1B:  Calvin Anderson, Aaron Baker, Matt Curry, Jared Lakind, Justin Howard, Alex Dickerson, Danny Collins

3B:  Pedro Alvarez, Jeremy Farrell, Matt Hague, Matt Payne, Dan Gamache, Chris Lashmet, Eric Wood, Jordan Steranka, Erich Weiss, Beau Wallace, Chase Simpson

Instead of signing corner infielders, the Pirates' tendency has been to move players there from other positions.  Since the team also tries to keep the real prospects at the most defensively challenging positions for as long as possible, the end result is that first and third base prospects are few and far between.  The only bona fide prospect the team has at either position right now is Josh Bell, and he's only at first base in deference to an outfield that many think could be the best in MLB.  Bell is the heir apparent for the Pirates' first base job, but it's hard to say whether he'll be able to fill the role given the very limited power he's shown the last two years.

Once you get past Bell, there's not much to see besides long shots.  Stetson Allie, who's moved to right from first because of Bell, has taken a step backward so far this year and wasn't enough of a prospect to get chosen in the Rule 5 draft.  At third base, Eric Wood has some power potential but hasn't shown much in games.  Bradenton has two first basemen in former outfielder Jose Osuna and former third baseman Edwin Espinal.  Osuna is in his third year in high A, which the Pirates would have avoided had they consider him a real prospect.  Espinal has shown some hitting ability in brief spurts, but hasn't put it together on any consistent basis.  At third base, converted catcher Wyatt Mathisen is handling the defensive part of his move well, but he's struggling to hit.

Aside from Bell, the most interest in the infield corners in the system comes from the team's positional bingo game at West Virginia.  It actually started in March, when the Pirates had many of their lower level outfielders working out at third base.  The team eventually settled on Jordan Luplow, who's going to have to show a lot with the bat as a draftee from a four-year college playing in low A.  The other most significant corner infielder at West Virginia will probably be Connor Joe, who has yet to play a game as a pro as he recovers from back problems.  The Pirates originally announced that Joe would play right field, then that he would get a chance to catch, but the latter plan got scuttled due to the back problems.  In camp he appeared to settle in at first.

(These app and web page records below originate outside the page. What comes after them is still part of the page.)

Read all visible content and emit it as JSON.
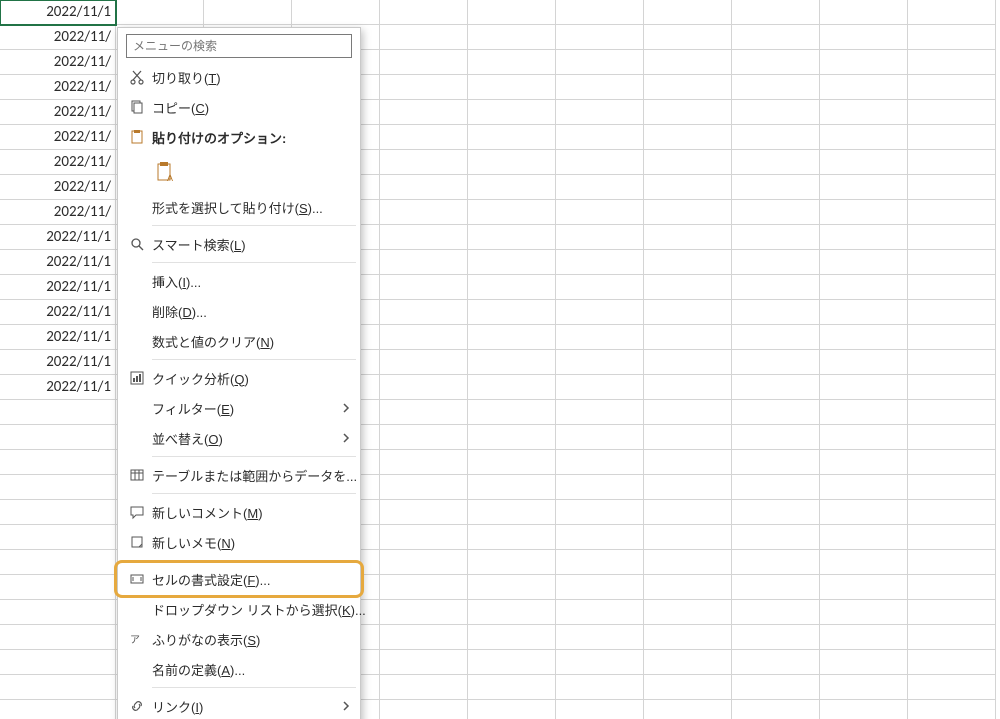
{
  "dates": [
    "2022/11/1",
    "2022/11/",
    "2022/11/",
    "2022/11/",
    "2022/11/",
    "2022/11/",
    "2022/11/",
    "2022/11/",
    "2022/11/",
    "2022/11/1",
    "2022/11/1",
    "2022/11/1",
    "2022/11/1",
    "2022/11/1",
    "2022/11/1",
    "2022/11/1"
  ],
  "menu": {
    "search_placeholder": "メニューの検索",
    "cut": "切り取り(T)",
    "copy": "コピー(C)",
    "paste_options_header": "貼り付けのオプション:",
    "paste_special": "形式を選択して貼り付け(S)...",
    "smart_lookup": "スマート検索(L)",
    "insert": "挿入(I)...",
    "delete": "削除(D)...",
    "clear_contents": "数式と値のクリア(N)",
    "quick_analysis": "クイック分析(Q)",
    "filter": "フィルター(E)",
    "sort": "並べ替え(O)",
    "table_data": "テーブルまたは範囲からデータを...",
    "new_comment": "新しいコメント(M)",
    "new_note": "新しいメモ(N)",
    "format_cells": "セルの書式設定(F)...",
    "dropdown_list": "ドロップダウン リストから選択(K)...",
    "show_phonetic": "ふりがなの表示(S)",
    "define_name": "名前の定義(A)...",
    "link": "リンク(I)"
  }
}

Over the next five years or so, the Pirates' success with the corner positions will probably depend heavily on their ability to improvise.  Well, that and Bell.  Their current situation reflects that, as Pedro Alvarez moved to first from third and Josh Harrison moved to third from everywhere.  The degree to which they'll have to improvise will depend, in turn, on whether Alvarez can return to his 2013 hitting form and Harrison can recover from this year's alarming trends in his BB and K percentages.  The next bit of improvisation could involve Jung-Ho Kang, one of the few players on the team lately who seems to know which end of the bat to hold.  The team will also probably look to add any needed depth the way they did with Corey Hart and Sean Rodriguez, rather than bringing it up from the minors.  Unless something miraculous happens with Allie or Wood, there isn't likely to be any depth-type help arriving from that direction.

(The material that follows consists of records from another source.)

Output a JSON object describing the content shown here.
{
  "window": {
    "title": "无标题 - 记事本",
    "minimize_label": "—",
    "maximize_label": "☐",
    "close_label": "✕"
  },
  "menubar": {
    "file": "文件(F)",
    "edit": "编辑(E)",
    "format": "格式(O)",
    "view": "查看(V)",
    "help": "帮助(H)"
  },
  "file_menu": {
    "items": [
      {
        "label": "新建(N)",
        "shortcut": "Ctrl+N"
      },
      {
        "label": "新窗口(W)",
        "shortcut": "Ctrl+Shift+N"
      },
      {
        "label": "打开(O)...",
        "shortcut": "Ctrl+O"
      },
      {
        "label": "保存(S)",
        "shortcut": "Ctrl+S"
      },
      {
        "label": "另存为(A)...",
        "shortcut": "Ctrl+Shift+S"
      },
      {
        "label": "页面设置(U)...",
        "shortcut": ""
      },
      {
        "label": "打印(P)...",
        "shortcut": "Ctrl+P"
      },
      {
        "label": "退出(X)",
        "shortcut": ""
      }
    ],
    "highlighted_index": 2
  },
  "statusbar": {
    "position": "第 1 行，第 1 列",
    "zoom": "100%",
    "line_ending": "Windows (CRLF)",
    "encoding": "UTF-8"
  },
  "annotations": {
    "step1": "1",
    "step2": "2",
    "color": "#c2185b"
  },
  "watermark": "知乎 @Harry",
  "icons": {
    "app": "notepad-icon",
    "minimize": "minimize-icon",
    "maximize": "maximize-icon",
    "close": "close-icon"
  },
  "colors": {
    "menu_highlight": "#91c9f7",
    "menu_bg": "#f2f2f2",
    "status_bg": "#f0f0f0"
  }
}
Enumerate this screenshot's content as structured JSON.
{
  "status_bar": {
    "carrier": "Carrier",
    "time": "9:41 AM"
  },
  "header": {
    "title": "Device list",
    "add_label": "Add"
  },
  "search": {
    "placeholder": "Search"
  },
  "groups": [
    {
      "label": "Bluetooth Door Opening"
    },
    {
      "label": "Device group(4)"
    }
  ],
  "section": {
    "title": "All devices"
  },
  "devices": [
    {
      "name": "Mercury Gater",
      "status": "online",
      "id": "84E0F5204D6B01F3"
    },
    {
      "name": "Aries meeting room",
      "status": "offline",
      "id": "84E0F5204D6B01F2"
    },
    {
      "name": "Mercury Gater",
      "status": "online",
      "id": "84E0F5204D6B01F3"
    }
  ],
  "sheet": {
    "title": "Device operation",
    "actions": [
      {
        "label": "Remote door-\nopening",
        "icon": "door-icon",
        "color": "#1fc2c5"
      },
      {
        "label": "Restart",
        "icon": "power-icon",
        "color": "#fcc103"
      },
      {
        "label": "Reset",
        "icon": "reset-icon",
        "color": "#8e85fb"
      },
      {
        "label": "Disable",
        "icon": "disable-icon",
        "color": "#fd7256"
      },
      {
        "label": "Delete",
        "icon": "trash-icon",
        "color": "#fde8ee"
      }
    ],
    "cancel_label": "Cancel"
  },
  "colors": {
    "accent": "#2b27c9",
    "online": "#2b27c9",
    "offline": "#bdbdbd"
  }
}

*I'm going by the positions that teams listed when the players were drafted.